Robert Saunders has taken the plunge into a life dedicated to serving others.

Saunders, known by his friends as “Gravy,” is a regular participant in Virginia Beach Polar Plunge events, where he enters the water in the coldest part of winter to raise money for nonprofit organizations and groups.

The 50-year-old recently completed his sixth Polar Plunge on Saturday, Feb. 4.

The event, which is held throughout the state, raises funds for Special Olympics of Virginia.

This year, Saunders raised $2,000 on his own. In past years, he has raised anywhere from $900 to $2,100.

“A lot of people in local area donated to the cause,” said Saunders, a resident of Cumberland County.

He said his family and friends help support his mission to give back to the Special Olympics — a cause that’s been close to Saunders’ heart since he first started participating with Special Olympics events through his job at Buckingham Correctional Center.

While participating in events through his job, Saunders was awarded the Kenny Fields Memorial “Unsung Hero” Award for his contributions to the Virginia Law Enforcement Torch Run, another event where raises funds and awareness for Special Olympics of Virginia.

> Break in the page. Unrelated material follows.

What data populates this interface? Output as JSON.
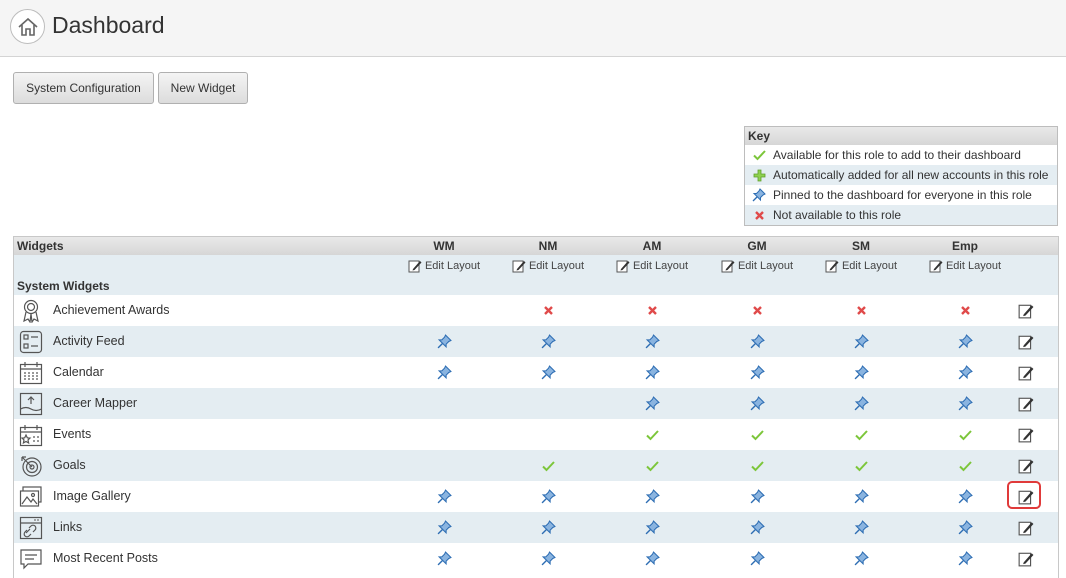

He remembered fondly being notified of the honor while on vacation in Myrtle Beach for Bike Week. He cut his vacation short to receive the award. He said it was worth it and is proud of the honor.

Saunders’ family and friends have supported him each year. In particular, he said, his wife, Demetria, helps him raise money.

“It’s a good cause,” he said. “It’s what I like to do.”

This year, the water was 17 degrees when Saunders took the plunge. “That’s the coldest one I’ve ever done,” he said.

Just recently, on Jan. 31, Saunders retired from his job at the correctional center. However, he said he isn’t yet ready to retire from Polar Plunges.

Saunders said he’s going to keep participating in the plunges as long as he can. “As long as my age doesn’t slow me down,” said Saunders.

When he’s not helping others, Saunders enjoys hunting and saltwater fishing, both of which he hopes to do more of in retirement.

Saunders said he likes to help people if he can and will continue to do so.